 Affidavit of Ian Edward Stephens filed 6 March 2017 (court file document 23) Ex IES-12 p134.
 Ibid p108.
 Affidavit of Janette Everett filed 16 February 2017 , affidavit of Gary Edward Scott filed 16 February 2017 . The administrator Ms Carter has expressed a contrary view about the consequence (see her affidavit filed 8 March 2017 ex p49).
 What can or will be done to address this issue is not clear on the materials and it is not an issue for determination in this application.
 Affidavit of Moira Carter filed 8 March 2017 .
 Ibid ex p 63.
 Ibid ex p 86.
 Ibid ex pp 86,116, 121.
 Ibid .
 Ibid ex p227.
 Ibid .

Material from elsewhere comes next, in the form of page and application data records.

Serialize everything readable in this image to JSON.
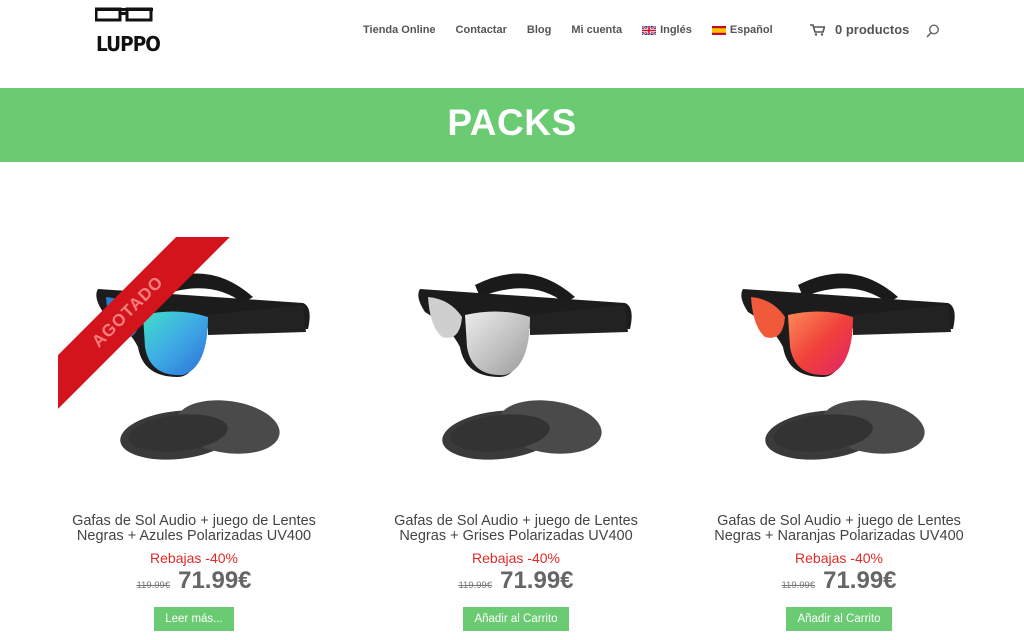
{
  "header": {
    "logo_text": "LUPPO",
    "nav": [
      {
        "label": "Tienda Online"
      },
      {
        "label": "Contactar"
      },
      {
        "label": "Blog"
      },
      {
        "label": "Mi cuenta"
      },
      {
        "label": "Inglés",
        "flag": "uk-flag-icon"
      },
      {
        "label": "Español",
        "flag": "spain-flag-icon"
      }
    ],
    "cart_label": "0 productos",
    "search_icon": "search-icon"
  },
  "banner": {
    "title": "PACKS"
  },
  "colors": {
    "accent": "#6acb73",
    "sale": "#e02b27",
    "ribbon": "#d4141c"
  },
  "products": [
    {
      "name": "Gafas de Sol Audio + juego de Lentes Negras + Azules Polarizadas UV400",
      "sale_label": "Rebajas -40%",
      "old_price": "119.99€",
      "new_price": "71.99€",
      "button": "Leer más...",
      "ribbon": "AGOTADO",
      "lens_color": "#3fa9e6"
    },
    {
      "name": "Gafas de Sol Audio + juego de Lentes Negras + Grises Polarizadas UV400",
      "sale_label": "Rebajas -40%",
      "old_price": "119.99€",
      "new_price": "71.99€",
      "button": "Añadir al Carrito",
      "lens_color": "#c9c9c9"
    },
    {
      "name": "Gafas de Sol Audio + juego de Lentes Negras + Naranjas Polarizadas UV400",
      "sale_label": "Rebajas -40%",
      "old_price": "119.99€",
      "new_price": "71.99€",
      "button": "Añadir al Carrito",
      "lens_color": "#f0413a"
    }
  ]
}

 Affidavit of Clive Scott filed 16 February 2017 ex p173 et seq.
 Affidavit of Ian Stephens filed 6 March 2017 ex p82 et seq.
 Ibid -.
 Ibid .
 Clause 1.1.
 Clause 5.1(n) of the DOCA purportedly confers the same power on the deed administrator but it is unnecessary to consider the effectiveness of that clause in respect of the appointment of the third, fourth and fifth respondents as directors of PHS because that appointment is referred to in clause 6.2 as having occurred pursuant to s 442A.
 Fitzgerald v Masters (1956) 95 CLR 420.
 Prowse v McIntyre (1961) 111 CLR 264, 274.
  1 VR 466 .
  QSC 338 [29-30].
 The statement of objects of that part at s 435A does not directly assist the resolution of the present issue.
 See for example s 437B and Re Krejci as liquidator of Eaton Electrical Services (2006) 58 ACSR 403.
 Eg s 201B.
 This may require consideration of s 201M of the Act.
  NSWSC 249.
 (2006) 58 ACSR 410.
 Ibid 412.
 (2010) 240 CLR 509, 523.
 Respondents’ written submissions [65(d)].
 Per the s 9 definition of special resolution.
 See for example the observations of Meagher JA in Kirwan v Cresvale (2002) 44 ACSR 21, .
 Alternatively they sought the setting aside of the DOCA but the mixed result in this case makes that an inappropriate order on present information.
 Affidavit of Ian Stephens filed 6 March 2017 ex 11.
 (2002) 41 ACSR 511, 524.
 Unreported Fed Ct O’Loughlin J SG3184 of 1995 BC9507347.
|Event||Citation or File||Date||Notes|
|Primary Judgment|| QSC 92  1 Qd R 319||25 May 2017||Declaration that provision in Deed of Company Arrangement is void and of no effect: Henry J.|
|Notice of Appeal Filed||File Number: Appeal 6191/17||21 Jun 2017||-|